■ Prompt
Filter the entries below, keeping every line that has the word "TopicRoom".

■ Dataset records
□ □ □

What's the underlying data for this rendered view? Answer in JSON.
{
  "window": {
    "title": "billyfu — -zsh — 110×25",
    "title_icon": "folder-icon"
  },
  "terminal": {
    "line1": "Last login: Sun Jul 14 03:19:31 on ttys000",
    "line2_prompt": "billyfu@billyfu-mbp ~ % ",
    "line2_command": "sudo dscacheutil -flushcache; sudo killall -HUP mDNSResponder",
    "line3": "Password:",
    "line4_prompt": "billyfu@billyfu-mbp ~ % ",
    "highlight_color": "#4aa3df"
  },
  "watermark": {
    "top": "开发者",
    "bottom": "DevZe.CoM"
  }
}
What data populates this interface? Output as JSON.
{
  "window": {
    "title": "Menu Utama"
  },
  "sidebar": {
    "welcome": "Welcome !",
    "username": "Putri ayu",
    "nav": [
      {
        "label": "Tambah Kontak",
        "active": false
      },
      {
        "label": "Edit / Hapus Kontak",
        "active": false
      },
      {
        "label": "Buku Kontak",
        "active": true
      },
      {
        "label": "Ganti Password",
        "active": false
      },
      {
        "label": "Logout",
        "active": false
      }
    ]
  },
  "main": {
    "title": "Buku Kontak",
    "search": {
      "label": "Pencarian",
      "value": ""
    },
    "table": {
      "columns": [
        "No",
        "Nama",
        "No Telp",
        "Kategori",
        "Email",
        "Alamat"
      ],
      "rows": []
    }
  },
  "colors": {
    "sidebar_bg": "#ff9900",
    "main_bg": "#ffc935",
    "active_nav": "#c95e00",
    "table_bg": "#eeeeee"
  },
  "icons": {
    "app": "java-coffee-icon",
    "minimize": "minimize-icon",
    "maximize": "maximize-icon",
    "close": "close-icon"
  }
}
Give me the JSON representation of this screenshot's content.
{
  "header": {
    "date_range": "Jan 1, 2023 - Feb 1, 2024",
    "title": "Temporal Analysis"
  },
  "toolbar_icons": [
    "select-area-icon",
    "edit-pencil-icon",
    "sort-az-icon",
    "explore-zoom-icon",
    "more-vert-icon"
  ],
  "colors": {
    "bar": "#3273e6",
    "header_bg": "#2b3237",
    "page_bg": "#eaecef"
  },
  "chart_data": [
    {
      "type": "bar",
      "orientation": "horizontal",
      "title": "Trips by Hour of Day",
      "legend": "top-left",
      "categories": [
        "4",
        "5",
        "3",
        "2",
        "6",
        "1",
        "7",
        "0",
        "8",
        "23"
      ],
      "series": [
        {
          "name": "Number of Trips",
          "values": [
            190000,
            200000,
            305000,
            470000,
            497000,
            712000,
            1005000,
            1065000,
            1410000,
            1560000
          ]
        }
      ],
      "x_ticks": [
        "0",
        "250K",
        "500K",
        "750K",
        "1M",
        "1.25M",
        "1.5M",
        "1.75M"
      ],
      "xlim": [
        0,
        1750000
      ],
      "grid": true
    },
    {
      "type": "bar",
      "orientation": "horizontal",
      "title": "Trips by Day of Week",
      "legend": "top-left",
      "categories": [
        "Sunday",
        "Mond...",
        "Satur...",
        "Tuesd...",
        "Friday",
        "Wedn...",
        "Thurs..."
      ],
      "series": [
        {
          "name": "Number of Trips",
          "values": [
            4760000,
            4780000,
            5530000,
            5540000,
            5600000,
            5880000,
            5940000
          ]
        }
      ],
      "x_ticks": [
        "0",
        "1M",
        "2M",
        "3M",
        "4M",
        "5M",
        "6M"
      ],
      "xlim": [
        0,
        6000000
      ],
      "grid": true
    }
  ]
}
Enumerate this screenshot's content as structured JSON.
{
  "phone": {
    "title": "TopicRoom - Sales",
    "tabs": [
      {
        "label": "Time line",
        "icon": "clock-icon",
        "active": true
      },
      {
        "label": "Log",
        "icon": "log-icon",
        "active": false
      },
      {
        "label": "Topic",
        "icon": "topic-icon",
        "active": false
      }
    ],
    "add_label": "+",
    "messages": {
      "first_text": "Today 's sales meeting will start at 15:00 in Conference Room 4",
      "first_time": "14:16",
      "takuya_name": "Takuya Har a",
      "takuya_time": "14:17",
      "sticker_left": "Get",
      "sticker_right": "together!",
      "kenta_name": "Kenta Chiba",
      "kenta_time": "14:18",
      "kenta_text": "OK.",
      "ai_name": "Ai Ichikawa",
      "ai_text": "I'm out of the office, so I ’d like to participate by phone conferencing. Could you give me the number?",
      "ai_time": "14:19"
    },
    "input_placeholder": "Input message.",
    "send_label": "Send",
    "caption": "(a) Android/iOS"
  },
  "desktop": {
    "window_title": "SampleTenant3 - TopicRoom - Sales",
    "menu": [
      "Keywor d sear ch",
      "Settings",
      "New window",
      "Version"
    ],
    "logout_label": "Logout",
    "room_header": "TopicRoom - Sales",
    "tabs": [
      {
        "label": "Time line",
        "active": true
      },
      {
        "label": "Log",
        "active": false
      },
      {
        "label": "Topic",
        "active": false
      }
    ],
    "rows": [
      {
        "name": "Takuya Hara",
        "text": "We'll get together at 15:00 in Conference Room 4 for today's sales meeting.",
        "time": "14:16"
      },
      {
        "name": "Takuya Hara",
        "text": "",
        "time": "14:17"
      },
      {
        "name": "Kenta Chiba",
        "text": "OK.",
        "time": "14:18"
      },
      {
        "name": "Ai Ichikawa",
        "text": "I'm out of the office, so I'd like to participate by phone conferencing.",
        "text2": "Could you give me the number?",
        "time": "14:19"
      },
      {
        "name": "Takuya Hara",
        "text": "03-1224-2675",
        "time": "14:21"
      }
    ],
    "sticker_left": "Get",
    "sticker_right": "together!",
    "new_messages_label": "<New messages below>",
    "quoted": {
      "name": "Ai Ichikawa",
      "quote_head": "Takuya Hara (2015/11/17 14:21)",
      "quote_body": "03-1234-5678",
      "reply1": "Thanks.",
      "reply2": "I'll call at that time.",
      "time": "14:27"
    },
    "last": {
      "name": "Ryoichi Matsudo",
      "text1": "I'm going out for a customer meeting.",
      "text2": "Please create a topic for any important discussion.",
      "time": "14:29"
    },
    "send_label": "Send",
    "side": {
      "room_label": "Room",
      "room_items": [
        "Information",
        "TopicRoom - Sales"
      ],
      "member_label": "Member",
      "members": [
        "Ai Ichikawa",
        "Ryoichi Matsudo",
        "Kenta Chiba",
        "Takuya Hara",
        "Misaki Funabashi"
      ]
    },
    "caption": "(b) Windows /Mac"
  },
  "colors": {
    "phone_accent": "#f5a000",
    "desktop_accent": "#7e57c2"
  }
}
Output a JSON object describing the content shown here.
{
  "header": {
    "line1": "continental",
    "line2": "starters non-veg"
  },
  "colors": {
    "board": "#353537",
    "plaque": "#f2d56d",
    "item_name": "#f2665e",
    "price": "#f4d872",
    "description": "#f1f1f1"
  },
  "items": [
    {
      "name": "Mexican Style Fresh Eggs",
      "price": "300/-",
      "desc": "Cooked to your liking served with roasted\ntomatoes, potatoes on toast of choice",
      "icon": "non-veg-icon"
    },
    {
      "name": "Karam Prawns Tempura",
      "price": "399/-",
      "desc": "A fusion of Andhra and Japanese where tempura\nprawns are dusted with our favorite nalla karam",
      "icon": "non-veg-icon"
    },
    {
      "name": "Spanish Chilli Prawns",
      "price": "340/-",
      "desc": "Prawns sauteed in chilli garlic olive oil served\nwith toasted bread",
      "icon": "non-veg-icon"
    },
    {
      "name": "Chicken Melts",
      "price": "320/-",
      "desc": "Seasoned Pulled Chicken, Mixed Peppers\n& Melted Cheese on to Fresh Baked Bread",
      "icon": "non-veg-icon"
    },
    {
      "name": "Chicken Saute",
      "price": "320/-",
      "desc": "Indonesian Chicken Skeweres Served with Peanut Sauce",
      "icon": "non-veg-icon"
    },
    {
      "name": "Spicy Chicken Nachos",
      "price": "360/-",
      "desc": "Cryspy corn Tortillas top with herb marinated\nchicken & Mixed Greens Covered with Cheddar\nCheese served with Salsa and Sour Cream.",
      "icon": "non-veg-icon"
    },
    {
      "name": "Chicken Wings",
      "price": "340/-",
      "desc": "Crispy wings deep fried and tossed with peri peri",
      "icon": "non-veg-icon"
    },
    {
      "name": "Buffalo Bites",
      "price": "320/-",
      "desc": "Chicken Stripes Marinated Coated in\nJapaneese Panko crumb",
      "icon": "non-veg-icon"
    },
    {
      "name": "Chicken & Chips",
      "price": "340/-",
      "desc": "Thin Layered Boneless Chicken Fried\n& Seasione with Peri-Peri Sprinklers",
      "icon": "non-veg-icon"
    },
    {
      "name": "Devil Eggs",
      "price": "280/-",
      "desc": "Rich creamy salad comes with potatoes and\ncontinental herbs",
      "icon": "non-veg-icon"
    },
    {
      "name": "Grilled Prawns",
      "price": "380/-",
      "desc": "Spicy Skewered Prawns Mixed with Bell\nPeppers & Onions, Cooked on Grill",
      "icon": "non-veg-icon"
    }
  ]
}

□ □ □

■ Solution to the exercise
    "title": "TopicRoom - Sales",
    "window_title": "SampleTenant3 - TopicRoom - Sales",
    "room_header": "TopicRoom - Sales",
        "TopicRoom - Sales"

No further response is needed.